:: Exercise instructions ::
Could you say how many lines in the records include "content"? Please give the number by itself.

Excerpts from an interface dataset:

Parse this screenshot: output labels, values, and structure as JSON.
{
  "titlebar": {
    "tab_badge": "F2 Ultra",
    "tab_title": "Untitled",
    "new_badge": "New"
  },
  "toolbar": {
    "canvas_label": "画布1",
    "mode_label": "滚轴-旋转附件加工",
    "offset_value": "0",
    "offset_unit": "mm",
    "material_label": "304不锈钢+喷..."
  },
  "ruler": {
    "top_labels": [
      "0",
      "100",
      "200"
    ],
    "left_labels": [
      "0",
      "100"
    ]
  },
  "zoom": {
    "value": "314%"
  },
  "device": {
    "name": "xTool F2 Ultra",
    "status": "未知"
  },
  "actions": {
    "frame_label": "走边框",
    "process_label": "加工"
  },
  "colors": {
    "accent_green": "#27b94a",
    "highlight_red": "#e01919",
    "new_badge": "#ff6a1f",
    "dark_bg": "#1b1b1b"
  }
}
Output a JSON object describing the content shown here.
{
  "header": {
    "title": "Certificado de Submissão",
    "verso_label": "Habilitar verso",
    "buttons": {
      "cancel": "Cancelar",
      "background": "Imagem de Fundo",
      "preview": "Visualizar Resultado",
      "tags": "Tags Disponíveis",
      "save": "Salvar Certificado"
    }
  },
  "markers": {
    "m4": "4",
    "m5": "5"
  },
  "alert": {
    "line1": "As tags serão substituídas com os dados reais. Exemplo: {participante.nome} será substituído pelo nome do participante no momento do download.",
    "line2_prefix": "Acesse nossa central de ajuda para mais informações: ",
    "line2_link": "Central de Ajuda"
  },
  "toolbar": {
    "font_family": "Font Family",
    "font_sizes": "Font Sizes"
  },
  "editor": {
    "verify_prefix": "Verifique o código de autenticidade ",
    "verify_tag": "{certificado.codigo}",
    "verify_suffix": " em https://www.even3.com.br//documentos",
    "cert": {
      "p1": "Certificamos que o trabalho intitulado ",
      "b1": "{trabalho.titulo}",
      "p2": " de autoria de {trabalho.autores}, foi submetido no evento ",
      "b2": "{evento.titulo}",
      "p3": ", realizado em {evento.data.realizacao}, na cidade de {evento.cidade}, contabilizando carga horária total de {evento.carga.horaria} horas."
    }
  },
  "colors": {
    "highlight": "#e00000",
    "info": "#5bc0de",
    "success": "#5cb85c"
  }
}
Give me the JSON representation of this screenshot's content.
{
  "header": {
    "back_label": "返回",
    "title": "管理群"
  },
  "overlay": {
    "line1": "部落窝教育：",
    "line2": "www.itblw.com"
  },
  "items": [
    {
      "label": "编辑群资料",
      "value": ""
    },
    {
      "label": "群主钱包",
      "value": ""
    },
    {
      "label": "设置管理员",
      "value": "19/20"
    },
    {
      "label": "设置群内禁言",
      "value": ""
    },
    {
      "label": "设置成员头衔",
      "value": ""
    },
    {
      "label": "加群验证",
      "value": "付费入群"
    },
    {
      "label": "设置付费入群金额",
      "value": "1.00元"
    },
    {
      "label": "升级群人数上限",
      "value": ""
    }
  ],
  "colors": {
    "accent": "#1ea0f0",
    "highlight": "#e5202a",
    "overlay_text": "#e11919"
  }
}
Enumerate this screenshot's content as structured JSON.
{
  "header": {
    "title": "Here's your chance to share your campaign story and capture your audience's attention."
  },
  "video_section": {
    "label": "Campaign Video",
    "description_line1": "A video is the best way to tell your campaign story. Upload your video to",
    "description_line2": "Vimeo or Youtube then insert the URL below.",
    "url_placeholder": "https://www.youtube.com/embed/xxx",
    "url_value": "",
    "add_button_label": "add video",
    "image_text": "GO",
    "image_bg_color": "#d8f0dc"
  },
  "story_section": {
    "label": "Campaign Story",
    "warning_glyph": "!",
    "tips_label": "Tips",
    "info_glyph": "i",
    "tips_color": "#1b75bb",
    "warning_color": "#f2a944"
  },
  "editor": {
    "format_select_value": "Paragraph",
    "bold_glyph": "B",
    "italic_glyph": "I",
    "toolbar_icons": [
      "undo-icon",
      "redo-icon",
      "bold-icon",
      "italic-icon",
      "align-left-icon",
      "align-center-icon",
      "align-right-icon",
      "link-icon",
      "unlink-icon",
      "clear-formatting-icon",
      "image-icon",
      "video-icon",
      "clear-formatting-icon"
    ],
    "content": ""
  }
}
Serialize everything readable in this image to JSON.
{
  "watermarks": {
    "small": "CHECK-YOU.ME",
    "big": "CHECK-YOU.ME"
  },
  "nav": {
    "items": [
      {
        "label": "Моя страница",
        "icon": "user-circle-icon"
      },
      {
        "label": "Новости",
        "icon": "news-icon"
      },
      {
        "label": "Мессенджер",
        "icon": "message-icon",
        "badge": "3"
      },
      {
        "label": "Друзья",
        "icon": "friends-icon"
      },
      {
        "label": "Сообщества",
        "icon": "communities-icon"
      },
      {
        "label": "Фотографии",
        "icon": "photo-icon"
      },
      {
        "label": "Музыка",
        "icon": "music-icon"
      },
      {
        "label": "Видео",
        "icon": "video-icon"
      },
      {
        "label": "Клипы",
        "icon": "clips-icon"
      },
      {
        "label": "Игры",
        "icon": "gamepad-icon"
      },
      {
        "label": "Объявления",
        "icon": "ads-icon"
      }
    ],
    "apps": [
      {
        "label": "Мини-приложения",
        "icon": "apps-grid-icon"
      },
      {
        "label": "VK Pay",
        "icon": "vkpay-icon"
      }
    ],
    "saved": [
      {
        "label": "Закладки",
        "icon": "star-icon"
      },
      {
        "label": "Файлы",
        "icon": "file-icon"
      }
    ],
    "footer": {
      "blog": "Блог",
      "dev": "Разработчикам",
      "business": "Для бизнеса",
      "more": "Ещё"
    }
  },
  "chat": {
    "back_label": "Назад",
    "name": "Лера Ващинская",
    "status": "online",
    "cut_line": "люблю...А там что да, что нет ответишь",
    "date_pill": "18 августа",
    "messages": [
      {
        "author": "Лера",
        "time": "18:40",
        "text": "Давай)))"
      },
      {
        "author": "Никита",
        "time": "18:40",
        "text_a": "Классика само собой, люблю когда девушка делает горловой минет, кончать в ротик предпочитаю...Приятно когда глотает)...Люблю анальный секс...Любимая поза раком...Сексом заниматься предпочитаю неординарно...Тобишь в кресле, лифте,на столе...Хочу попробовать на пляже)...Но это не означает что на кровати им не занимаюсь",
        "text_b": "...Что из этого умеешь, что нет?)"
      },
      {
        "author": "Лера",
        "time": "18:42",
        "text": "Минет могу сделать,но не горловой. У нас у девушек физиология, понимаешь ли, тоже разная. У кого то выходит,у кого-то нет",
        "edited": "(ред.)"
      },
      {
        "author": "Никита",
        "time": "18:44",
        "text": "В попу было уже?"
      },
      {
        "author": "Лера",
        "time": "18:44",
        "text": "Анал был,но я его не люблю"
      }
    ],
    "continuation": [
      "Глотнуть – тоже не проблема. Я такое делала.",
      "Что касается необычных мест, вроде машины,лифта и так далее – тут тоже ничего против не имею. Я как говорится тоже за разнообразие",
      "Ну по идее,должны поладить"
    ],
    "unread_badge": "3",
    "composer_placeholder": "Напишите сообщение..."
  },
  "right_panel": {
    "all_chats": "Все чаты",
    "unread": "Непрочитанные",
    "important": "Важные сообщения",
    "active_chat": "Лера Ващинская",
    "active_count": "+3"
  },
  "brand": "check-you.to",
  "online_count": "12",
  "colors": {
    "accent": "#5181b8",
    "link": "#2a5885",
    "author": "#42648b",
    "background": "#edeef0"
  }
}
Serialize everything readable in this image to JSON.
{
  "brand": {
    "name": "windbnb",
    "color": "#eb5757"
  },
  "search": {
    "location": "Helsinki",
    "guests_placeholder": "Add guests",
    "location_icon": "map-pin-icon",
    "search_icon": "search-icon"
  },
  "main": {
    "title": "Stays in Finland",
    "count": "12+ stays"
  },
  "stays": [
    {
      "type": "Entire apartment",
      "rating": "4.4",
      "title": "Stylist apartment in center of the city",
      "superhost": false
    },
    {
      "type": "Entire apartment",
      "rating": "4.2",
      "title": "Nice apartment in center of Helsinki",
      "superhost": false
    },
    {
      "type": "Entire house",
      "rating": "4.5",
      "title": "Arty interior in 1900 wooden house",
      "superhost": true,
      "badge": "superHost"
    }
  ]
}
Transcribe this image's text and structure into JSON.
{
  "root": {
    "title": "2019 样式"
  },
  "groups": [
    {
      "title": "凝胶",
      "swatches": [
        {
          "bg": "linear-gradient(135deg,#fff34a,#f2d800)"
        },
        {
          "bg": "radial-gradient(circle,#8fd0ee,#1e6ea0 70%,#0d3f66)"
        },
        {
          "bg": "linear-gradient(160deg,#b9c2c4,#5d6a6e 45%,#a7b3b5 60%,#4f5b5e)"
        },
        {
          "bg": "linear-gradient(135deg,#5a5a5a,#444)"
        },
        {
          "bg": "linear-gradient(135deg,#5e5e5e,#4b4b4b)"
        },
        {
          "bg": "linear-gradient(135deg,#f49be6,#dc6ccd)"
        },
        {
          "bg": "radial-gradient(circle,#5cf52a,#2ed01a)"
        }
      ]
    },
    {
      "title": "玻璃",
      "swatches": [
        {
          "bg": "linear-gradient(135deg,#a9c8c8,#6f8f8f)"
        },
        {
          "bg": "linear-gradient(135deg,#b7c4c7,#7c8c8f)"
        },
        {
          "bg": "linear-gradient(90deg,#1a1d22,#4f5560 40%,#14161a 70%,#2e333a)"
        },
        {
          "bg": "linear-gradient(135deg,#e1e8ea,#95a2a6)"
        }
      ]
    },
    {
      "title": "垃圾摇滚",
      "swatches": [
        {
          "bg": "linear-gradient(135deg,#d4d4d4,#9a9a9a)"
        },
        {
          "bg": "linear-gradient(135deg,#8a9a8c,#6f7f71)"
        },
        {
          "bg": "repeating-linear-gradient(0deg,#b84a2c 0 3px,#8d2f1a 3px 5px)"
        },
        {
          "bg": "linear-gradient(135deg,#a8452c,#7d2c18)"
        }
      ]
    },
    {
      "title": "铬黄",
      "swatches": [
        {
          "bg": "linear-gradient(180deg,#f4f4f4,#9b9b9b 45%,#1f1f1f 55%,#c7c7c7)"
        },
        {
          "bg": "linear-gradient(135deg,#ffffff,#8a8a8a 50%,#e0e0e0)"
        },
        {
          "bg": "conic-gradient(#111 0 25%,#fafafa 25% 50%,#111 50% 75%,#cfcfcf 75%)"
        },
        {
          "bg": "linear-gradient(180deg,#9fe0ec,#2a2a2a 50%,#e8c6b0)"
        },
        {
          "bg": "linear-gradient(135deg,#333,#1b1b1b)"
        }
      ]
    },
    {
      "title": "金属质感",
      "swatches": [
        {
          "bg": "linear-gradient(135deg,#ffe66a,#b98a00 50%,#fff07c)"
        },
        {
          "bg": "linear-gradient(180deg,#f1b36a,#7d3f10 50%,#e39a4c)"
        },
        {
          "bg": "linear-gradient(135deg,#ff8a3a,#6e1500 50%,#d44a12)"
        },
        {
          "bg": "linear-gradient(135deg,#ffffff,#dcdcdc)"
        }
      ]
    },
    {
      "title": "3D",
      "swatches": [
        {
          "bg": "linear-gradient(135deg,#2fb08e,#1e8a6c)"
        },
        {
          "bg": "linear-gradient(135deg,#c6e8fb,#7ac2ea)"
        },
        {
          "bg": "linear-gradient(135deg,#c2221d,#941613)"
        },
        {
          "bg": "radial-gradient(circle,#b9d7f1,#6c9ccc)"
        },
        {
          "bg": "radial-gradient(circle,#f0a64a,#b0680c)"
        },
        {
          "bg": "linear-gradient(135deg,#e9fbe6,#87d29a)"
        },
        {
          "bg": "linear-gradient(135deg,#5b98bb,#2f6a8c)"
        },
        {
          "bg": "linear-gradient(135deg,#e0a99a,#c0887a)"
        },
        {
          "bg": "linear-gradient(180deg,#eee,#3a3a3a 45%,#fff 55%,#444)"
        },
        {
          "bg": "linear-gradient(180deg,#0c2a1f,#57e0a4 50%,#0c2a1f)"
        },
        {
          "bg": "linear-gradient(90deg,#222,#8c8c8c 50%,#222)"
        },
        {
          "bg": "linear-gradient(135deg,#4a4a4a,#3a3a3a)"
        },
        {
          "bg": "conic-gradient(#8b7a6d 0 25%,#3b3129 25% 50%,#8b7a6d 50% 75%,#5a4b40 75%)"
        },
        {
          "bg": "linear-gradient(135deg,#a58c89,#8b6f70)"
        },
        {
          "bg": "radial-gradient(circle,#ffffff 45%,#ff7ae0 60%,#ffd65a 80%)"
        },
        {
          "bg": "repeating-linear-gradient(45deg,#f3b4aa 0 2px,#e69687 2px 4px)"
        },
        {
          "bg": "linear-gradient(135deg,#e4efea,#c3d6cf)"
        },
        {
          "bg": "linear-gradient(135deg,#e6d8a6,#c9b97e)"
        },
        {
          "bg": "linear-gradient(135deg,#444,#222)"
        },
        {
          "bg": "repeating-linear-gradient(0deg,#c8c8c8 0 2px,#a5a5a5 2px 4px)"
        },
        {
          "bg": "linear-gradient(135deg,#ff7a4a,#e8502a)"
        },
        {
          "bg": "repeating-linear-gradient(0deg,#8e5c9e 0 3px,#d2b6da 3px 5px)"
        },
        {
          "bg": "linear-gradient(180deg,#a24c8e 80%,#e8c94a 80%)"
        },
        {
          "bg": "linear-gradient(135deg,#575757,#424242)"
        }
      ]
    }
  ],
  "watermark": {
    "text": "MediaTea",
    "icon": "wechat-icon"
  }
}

:: Task response ::
4